(Web page and app entries)
= Beginning of Section =
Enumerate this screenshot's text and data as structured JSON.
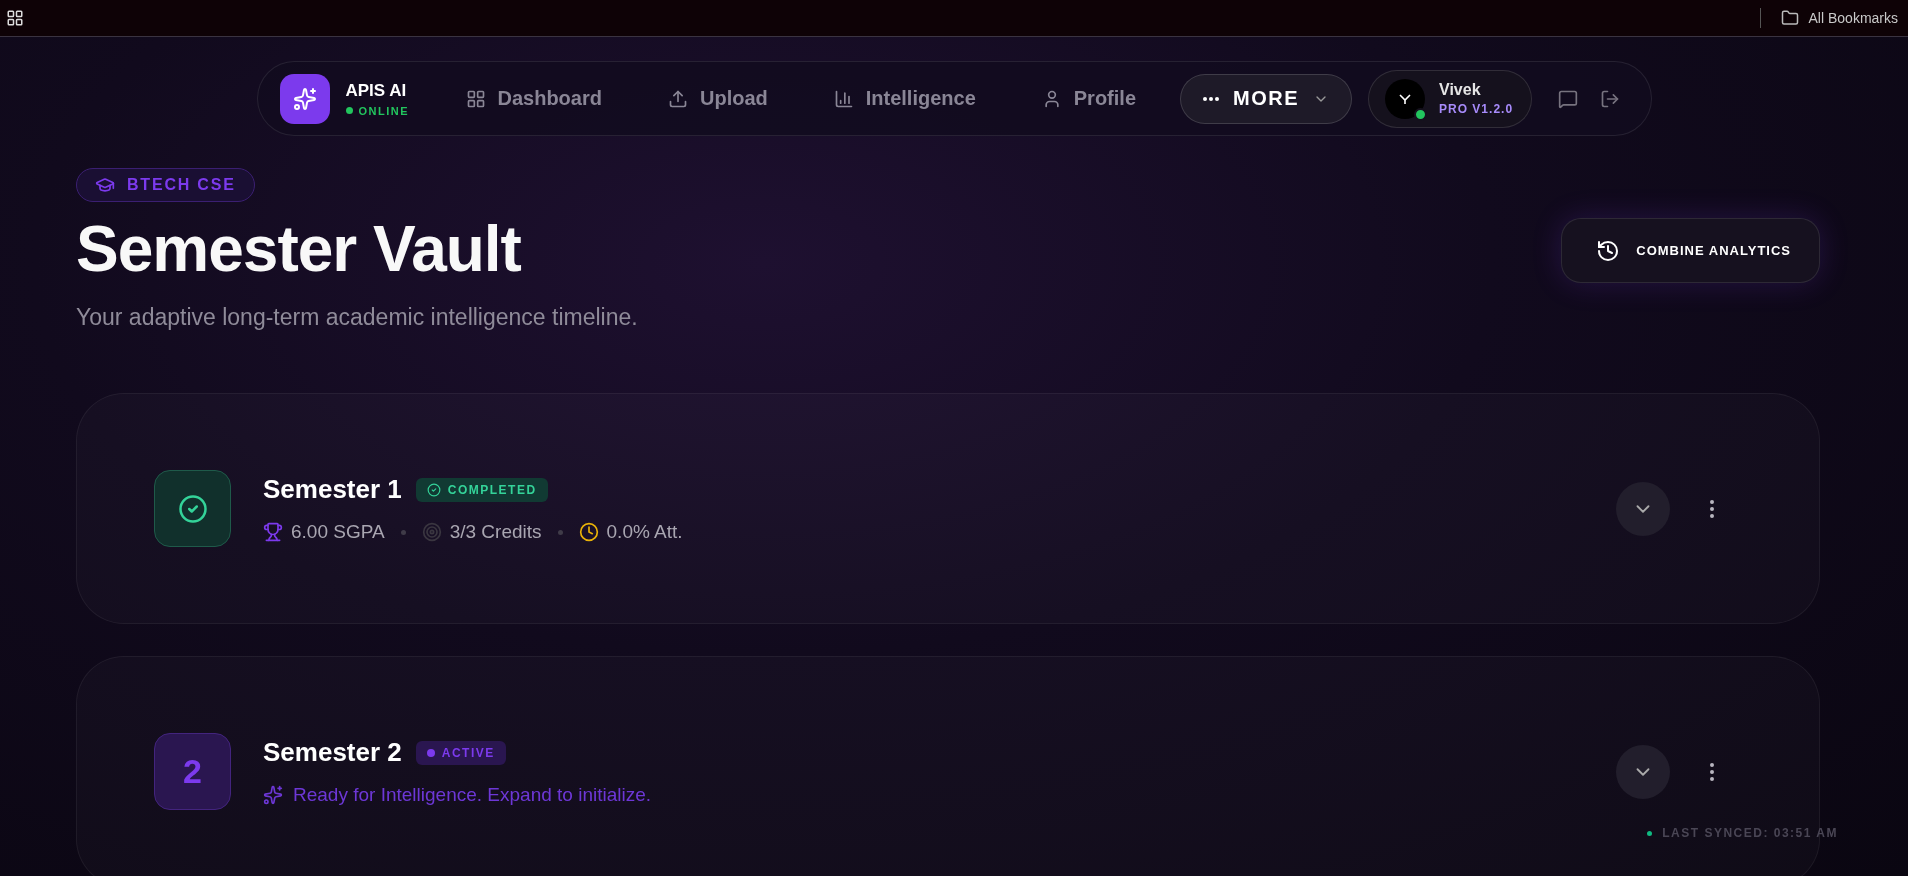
{
  "browser_bar": {
    "bookmarks": "All Bookmarks"
  },
  "nav": {
    "brand": {
      "name": "APIS AI",
      "status": "ONLINE",
      "online": true
    },
    "links": [
      {
        "label": "Dashboard"
      },
      {
        "label": "Upload"
      },
      {
        "label": "Intelligence"
      },
      {
        "label": "Profile"
      }
    ],
    "more": "MORE",
    "user": {
      "name": "Vivek",
      "plan": "PRO V1.2.0",
      "online": true
    }
  },
  "header": {
    "badge": "BTECH CSE",
    "title": "Semester Vault",
    "subtitle": "Your adaptive long-term academic intelligence timeline.",
    "action": "COMBINE ANALYTICS"
  },
  "semesters": [
    {
      "kind": "completed",
      "title": "Semester 1",
      "status": "COMPLETED",
      "expanded": false,
      "stats": [
        {
          "kind": "sgpa",
          "text": "6.00 SGPA"
        },
        {
          "kind": "credits",
          "text": "3/3 Credits"
        },
        {
          "kind": "attendance",
          "text": "0.0% Att."
        }
      ]
    },
    {
      "kind": "active",
      "number": "2",
      "title": "Semester 2",
      "status": "ACTIVE",
      "expanded": false,
      "message": "Ready for Intelligence. Expand to initialize."
    }
  ],
  "sync": {
    "text": "LAST SYNCED: 03:51 AM",
    "online": true
  }
}
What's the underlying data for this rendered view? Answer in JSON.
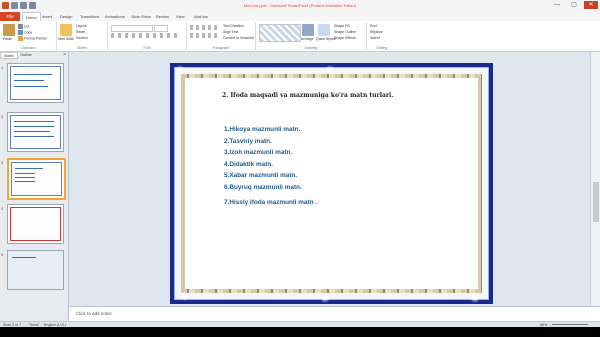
{
  "window": {
    "title": "Ma'ruza.pptx - Microsoft PowerPoint (Product Activation Failed)",
    "minimize": "—",
    "maximize": "▢",
    "close": "✕"
  },
  "ribbon_tabs": {
    "file": "File",
    "tabs": [
      "Home",
      "Insert",
      "Design",
      "Transitions",
      "Animations",
      "Slide Show",
      "Review",
      "View",
      "Add-Ins"
    ]
  },
  "ribbon": {
    "clipboard": {
      "label": "Clipboard",
      "paste": "Paste",
      "cut": "Cut",
      "copy": "Copy",
      "format_painter": "Format Painter"
    },
    "slides": {
      "label": "Slides",
      "new_slide": "New Slide",
      "layout": "Layout",
      "reset": "Reset",
      "section": "Section"
    },
    "font": {
      "label": "Font"
    },
    "paragraph": {
      "label": "Paragraph",
      "text_direction": "Text Direction",
      "align_text": "Align Text",
      "convert": "Convert to SmartArt"
    },
    "drawing": {
      "label": "Drawing",
      "arrange": "Arrange",
      "quick_styles": "Quick Styles",
      "shape_fill": "Shape Fill",
      "shape_outline": "Shape Outline",
      "shape_effects": "Shape Effects"
    },
    "editing": {
      "label": "Editing",
      "find": "Find",
      "replace": "Replace",
      "select": "Select"
    }
  },
  "left_pane": {
    "tab_slides": "Slides",
    "tab_outline": "Outline",
    "close": "×",
    "slide_numbers": [
      "1",
      "2",
      "3",
      "4",
      "5"
    ]
  },
  "slide": {
    "title": "2. Ifoda maqsadi va mazmuniga ko'ra matn turlari.",
    "items": [
      "1.Hikoya mazmunli matn.",
      "2.Tasviriy matn.",
      "3.Izoh mazmunli matn.",
      "4.Didaktik matn.",
      "5.Xabar mazmunli matn.",
      "6.Buyruq mazmunli matn."
    ],
    "last_item": "7.Hissiy ifoda mazmunli matn ."
  },
  "notes": {
    "placeholder": "Click to add notes"
  },
  "status_bar": {
    "slide_info": "Slide 3 of 7",
    "theme": "\"Tema\"",
    "language": "English (U.S.)",
    "zoom": "65%"
  },
  "colors": {
    "file_tab": "#d24726",
    "slide_border": "#1a2a8c",
    "list_text": "#1f5a8c",
    "selected_thumb": "#f0a830"
  }
}
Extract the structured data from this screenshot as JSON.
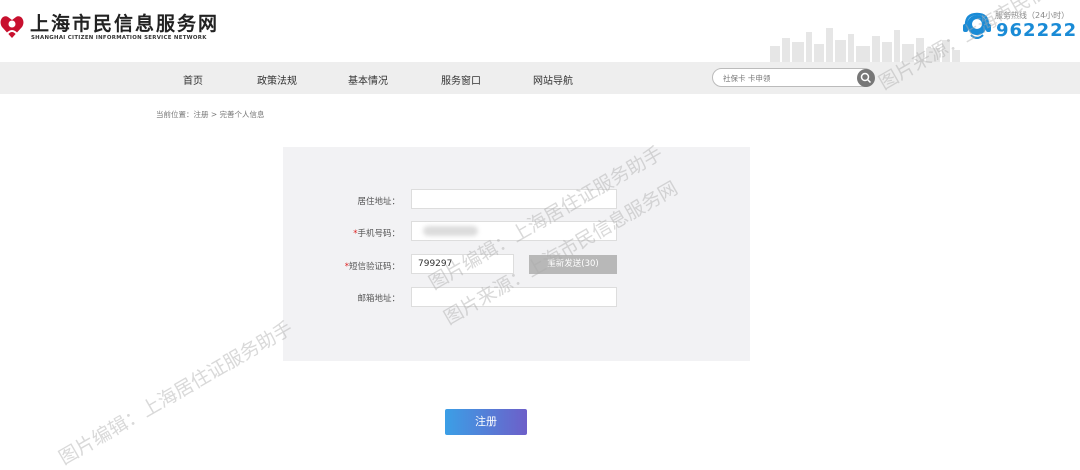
{
  "header": {
    "title": "上海市民信息服务网",
    "subtitle": "SHANGHAI CITIZEN INFORMATION SERVICE NETWORK",
    "hotline_label": "服务热线（24小时）",
    "hotline_number": "962222",
    "logo_icon": "heart-person-icon",
    "hotline_icon": "headset-icon"
  },
  "nav": {
    "items": [
      "首页",
      "政策法规",
      "基本情况",
      "服务窗口",
      "网站导航"
    ],
    "search_placeholder": "社保卡 卡申领",
    "search_icon": "search-icon"
  },
  "breadcrumb": "当前位置：注册 > 完善个人信息",
  "form": {
    "address_label": "居住地址：",
    "address_value": "",
    "phone_label": "手机号码：",
    "sms_label": "短信验证码：",
    "sms_value": "799297",
    "resend_label": "重新发送(30)",
    "email_label": "邮箱地址：",
    "email_value": "",
    "required_mark": "*"
  },
  "submit_label": "注册",
  "watermarks": {
    "line1": "图片编辑：上海居住证服务助手",
    "line2": "图片来源：上海市民信息服务网"
  },
  "colors": {
    "accent": "#1a8bd6",
    "brand_red": "#c8102e",
    "nav_bg": "#eeeeee",
    "panel_bg": "#f2f2f4"
  }
}
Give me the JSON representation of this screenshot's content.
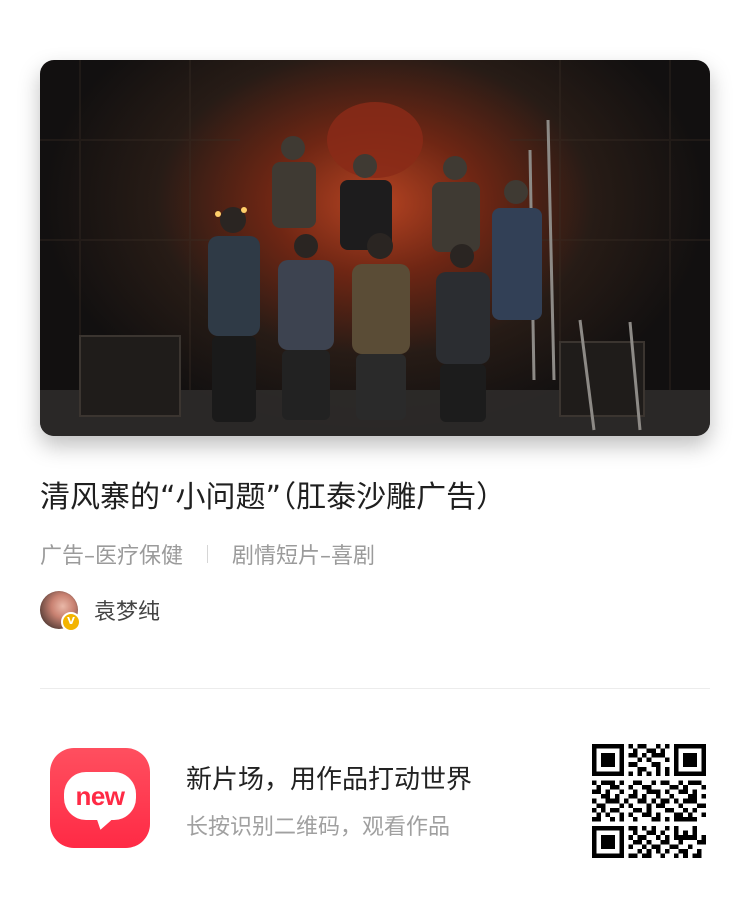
{
  "video": {
    "title": "清风寨的“小问题”（肛泰沙雕广告）",
    "tags": [
      "广告–医疗保健",
      "剧情短片–喜剧"
    ],
    "author": {
      "name": "袁梦纯",
      "verified_badge": "V"
    },
    "cover_image": "group-of-costumed-men-in-bandit-hideout"
  },
  "promo": {
    "app_icon_label": "new",
    "title": "新片场，用作品打动世界",
    "subtitle": "长按识别二维码，观看作品",
    "qr_code": "qr-code"
  },
  "colors": {
    "brand_red": "#ff2a45",
    "verify_yellow": "#f3b400",
    "title_text": "#1f1f1f",
    "muted_text": "#9b9b9b"
  }
}
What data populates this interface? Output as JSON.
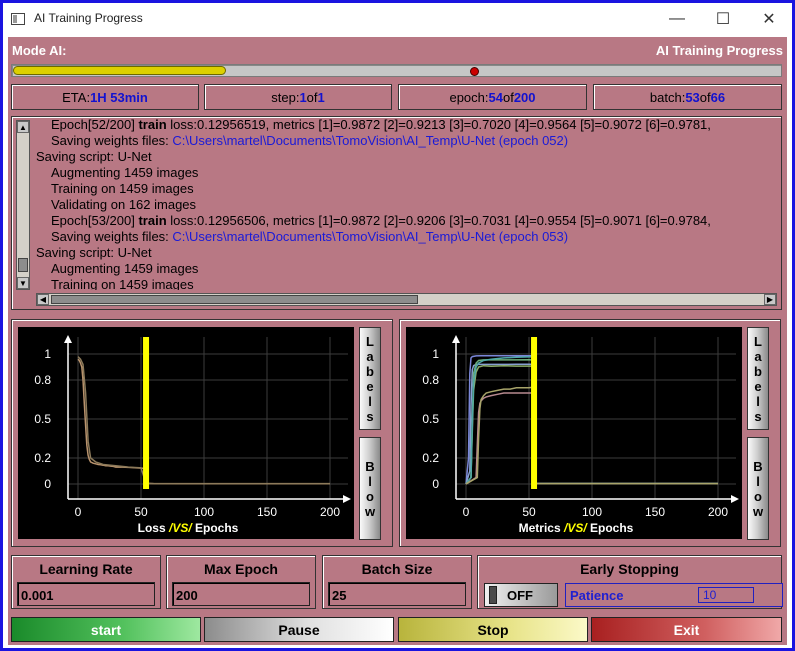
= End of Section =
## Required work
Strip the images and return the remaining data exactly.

## Completed exercise
Enumerate this screenshot's text and data as structured JSON.
{
  "browser_bar": {
    "bookmarks": "All Bookmarks"
  },
  "nav": {
    "brand": {
      "name": "APIS AI",
      "status": "ONLINE",
      "online": true
    },
    "links": [
      {
        "label": "Dashboard"
      },
      {
        "label": "Upload"
      },
      {
        "label": "Intelligence"
      },
      {
        "label": "Profile"
      }
    ],
    "more": "MORE",
    "user": {
      "name": "Vivek",
      "plan": "PRO V1.2.0",
      "online": true
    }
  },
  "header": {
    "badge": "BTECH CSE",
    "title": "Semester Vault",
    "subtitle": "Your adaptive long-term academic intelligence timeline.",
    "action": "COMBINE ANALYTICS"
  },
  "semesters": [
    {
      "kind": "completed",
      "title": "Semester 1",
      "status": "COMPLETED",
      "expanded": false,
      "stats": [
        {
          "kind": "sgpa",
          "text": "6.00 SGPA"
        },
        {
          "kind": "credits",
          "text": "3/3 Credits"
        },
        {
          "kind": "attendance",
          "text": "0.0% Att."
        }
      ]
    },
    {
      "kind": "active",
      "number": "2",
      "title": "Semester 2",
      "status": "ACTIVE",
      "expanded": false,
      "message": "Ready for Intelligence. Expand to initialize."
    }
  ],
  "sync": {
    "text": "LAST SYNCED: 03:51 AM",
    "online": true
  }
}
What's the underlying data for this rendered view? Answer in JSON.
{
  "window": {
    "title": "Ma'ruza.pptx - Microsoft PowerPoint (Product Activation Failed)",
    "minimize": "—",
    "maximize": "▢",
    "close": "✕"
  },
  "ribbon_tabs": {
    "file": "File",
    "tabs": [
      "Home",
      "Insert",
      "Design",
      "Transitions",
      "Animations",
      "Slide Show",
      "Review",
      "View",
      "Add-Ins"
    ]
  },
  "ribbon": {
    "clipboard": {
      "label": "Clipboard",
      "paste": "Paste",
      "cut": "Cut",
      "copy": "Copy",
      "format_painter": "Format Painter"
    },
    "slides": {
      "label": "Slides",
      "new_slide": "New Slide",
      "layout": "Layout",
      "reset": "Reset",
      "section": "Section"
    },
    "font": {
      "label": "Font"
    },
    "paragraph": {
      "label": "Paragraph",
      "text_direction": "Text Direction",
      "align_text": "Align Text",
      "convert": "Convert to SmartArt"
    },
    "drawing": {
      "label": "Drawing",
      "arrange": "Arrange",
      "quick_styles": "Quick Styles",
      "shape_fill": "Shape Fill",
      "shape_outline": "Shape Outline",
      "shape_effects": "Shape Effects"
    },
    "editing": {
      "label": "Editing",
      "find": "Find",
      "replace": "Replace",
      "select": "Select"
    }
  },
  "left_pane": {
    "tab_slides": "Slides",
    "tab_outline": "Outline",
    "close": "×",
    "slide_numbers": [
      "1",
      "2",
      "3",
      "4",
      "5"
    ]
  },
  "slide": {
    "title": "2. Ifoda maqsadi va mazmuniga ko'ra matn turlari.",
    "items": [
      "1.Hikoya mazmunli matn.",
      "2.Tasviriy matn.",
      "3.Izoh mazmunli matn.",
      "4.Didaktik matn.",
      "5.Xabar mazmunli matn.",
      "6.Buyruq mazmunli matn."
    ],
    "last_item": "7.Hissiy ifoda mazmunli matn ."
  },
  "notes": {
    "placeholder": "Click to add notes"
  },
  "status_bar": {
    "slide_info": "Slide 3 of 7",
    "theme": "\"Tema\"",
    "language": "English (U.S.)",
    "zoom": "65%"
  },
  "colors": {
    "file_tab": "#d24726",
    "slide_border": "#1a2a8c",
    "list_text": "#1f5a8c",
    "selected_thumb": "#f0a830"
  }
}
Extract the structured data from this screenshot as JSON.
{
  "header": {
    "title": "上海市民信息服务网",
    "subtitle": "SHANGHAI CITIZEN INFORMATION SERVICE NETWORK",
    "hotline_label": "服务热线（24小时）",
    "hotline_number": "962222",
    "logo_icon": "heart-person-icon",
    "hotline_icon": "headset-icon"
  },
  "nav": {
    "items": [
      "首页",
      "政策法规",
      "基本情况",
      "服务窗口",
      "网站导航"
    ],
    "search_placeholder": "社保卡 卡申领",
    "search_icon": "search-icon"
  },
  "breadcrumb": "当前位置：注册 > 完善个人信息",
  "form": {
    "address_label": "居住地址：",
    "address_value": "",
    "phone_label": "手机号码：",
    "sms_label": "短信验证码：",
    "sms_value": "799297",
    "resend_label": "重新发送(30)",
    "email_label": "邮箱地址：",
    "email_value": "",
    "required_mark": "*"
  },
  "submit_label": "注册",
  "watermarks": {
    "line1": "图片编辑：上海居住证服务助手",
    "line2": "图片来源：上海市民信息服务网"
  },
  "colors": {
    "accent": "#1a8bd6",
    "brand_red": "#c8102e",
    "nav_bg": "#eeeeee",
    "panel_bg": "#f2f2f4"
  }
}
Give me the JSON representation of this screenshot's content.
{
  "video": {
    "title": "清风寨的“小问题”（肛泰沙雕广告）",
    "tags": [
      "广告–医疗保健",
      "剧情短片–喜剧"
    ],
    "author": {
      "name": "袁梦纯",
      "verified_badge": "V"
    },
    "cover_image": "group-of-costumed-men-in-bandit-hideout"
  },
  "promo": {
    "app_icon_label": "new",
    "title": "新片场，用作品打动世界",
    "subtitle": "长按识别二维码，观看作品",
    "qr_code": "qr-code"
  },
  "colors": {
    "brand_red": "#ff2a45",
    "verify_yellow": "#f3b400",
    "title_text": "#1f1f1f",
    "muted_text": "#9b9b9b"
  }
}
What data populates this interface? Output as JSON.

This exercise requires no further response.